WASHINGTON — Fannie Mae has again asked taxpayers for more money — this time $8.4 billion — after reporting another steep loss for the first quarter. The taxpayer bill for rescuing Fannie and its sibling Freddie Mac has grown to $145 billion — and the final tally could be much higher.
The rescue of Fannie and Freddie is turning out to be one of the most expensive aftereffects of the financial meltdown, and Fannie Mae’s first-quarter financial report yesterday made it clear there is no end in sight.
“The losses are not going to stop soon,’’ said Anthony Sanders, a finance professor at George Mason University, who warns the housing market is likely to drop sharply again this year.
Late last year, the Obama administration pledged to cover unlimited losses through 2012 for Fannie and Freddie, lifting an earlier cap of $400 billion. And with the housing market still on shaky ground, Obama administration officials say it is still too early to draft any proposals to reform the two companies or the broader housing finance system.

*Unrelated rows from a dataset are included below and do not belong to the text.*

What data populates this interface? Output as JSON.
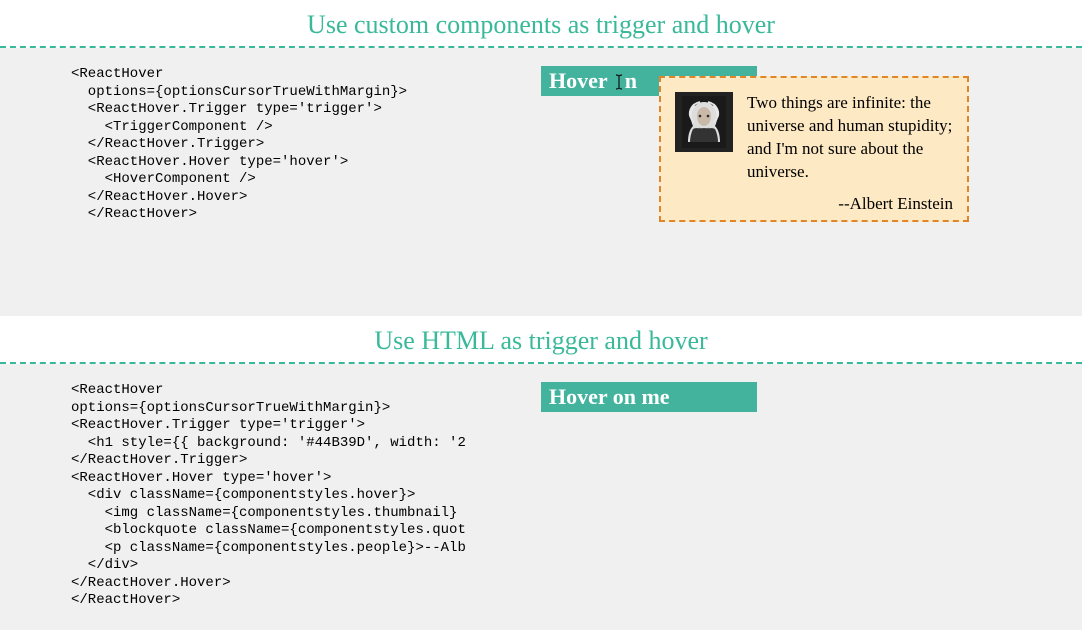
{
  "section1": {
    "title": "Use custom components as trigger and hover",
    "code": "<ReactHover\n  options={optionsCursorTrueWithMargin}>\n  <ReactHover.Trigger type='trigger'>\n    <TriggerComponent />\n  </ReactHover.Trigger>\n  <ReactHover.Hover type='hover'>\n    <HoverComponent />\n  </ReactHover.Hover>\n  </ReactHover>",
    "badge_before": "Hover ",
    "badge_after": "n",
    "tooltip_quote": "Two things are infinite: the universe and human stupidity; and I'm not sure about the universe.",
    "tooltip_attrib": "--Albert Einstein"
  },
  "section2": {
    "title": "Use HTML as trigger and hover",
    "code": "<ReactHover\noptions={optionsCursorTrueWithMargin}>\n<ReactHover.Trigger type='trigger'>\n  <h1 style={{ background: '#44B39D', width: '2\n</ReactHover.Trigger>\n<ReactHover.Hover type='hover'>\n  <div className={componentstyles.hover}>\n    <img className={componentstyles.thumbnail}\n    <blockquote className={componentstyles.quot\n    <p className={componentstyles.people}>--Alb\n  </div>\n</ReactHover.Hover>\n</ReactHover>",
    "badge": "Hover on me"
  },
  "icons": {
    "cursor-text": "text-cursor-icon"
  }
}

Republicans, on the other hand, argue that the sweeping financial overhaul before Congress is incomplete without a plan for Fannie and Freddie. They propose amending the legislation to transform Fannie and Freddie into private companies with no government subsidies or shut them down completely.
The legislation “touches nearly every corner of the economy,’’ Alabama Senator Richard Shelby said in the GOP weekly radio and Internet address over the weekend. “But these major contributors to the crisis are left unscathed,’’ he said, singling out Fannie Mae and Freddie Mac.
Democrats call such arguments a diversion. They say Congress already gave the government far more power over Fannie and Freddie nearly two years ago when lawmakers passed a bill that set the stage for a government takeover over of the companies in September 2008.
Fannie and Freddie operate “in a manner entirely different than they had been during the crisis period, precisely because Democrats acted — in collaboration with the Bush administration,’’ Representative Barney Frank, Democrat from Newton, Mass., wrote last week in a memo to White House chief of staff Rahm Emanuel. Their losses “occurred before we took the first step towards reforming them . . . nothing we could do today will diminish those losses.’’
Created by Congress, Fannie and Freddie buy mortgages from lenders and package them into bonds resold to global investors. Together, the pair own or guarantee almost 31 million home loans worth about $5.5 trillion — about half of all mortgages.
The two companies, however, loosened their lending standards for borrowers during the real estate boom and are reeling from the consequences. As the housing bubble burst, they were unable to raise enough money to stay afloat, and the government effectively nationalized them.
Since then, Uncle Sam’s share of the mortgage business has kept getting bigger. Government institutions — mainly Fannie Mae, Freddie Mac, the Federal Housing Administration, and the Veterans Administration — backed nearly 97 percent of home loans in the first quarter of 2010, according to trade publication Inside Mortgage Finance.
But because the number of bad loans made during the boom continues to rise, Fannie Mae lost $13.1 billion, or $2.29 per share, in the January-March period. Last week, Freddie Mac said it lost $8 billion or $2.45 a share, in the same period.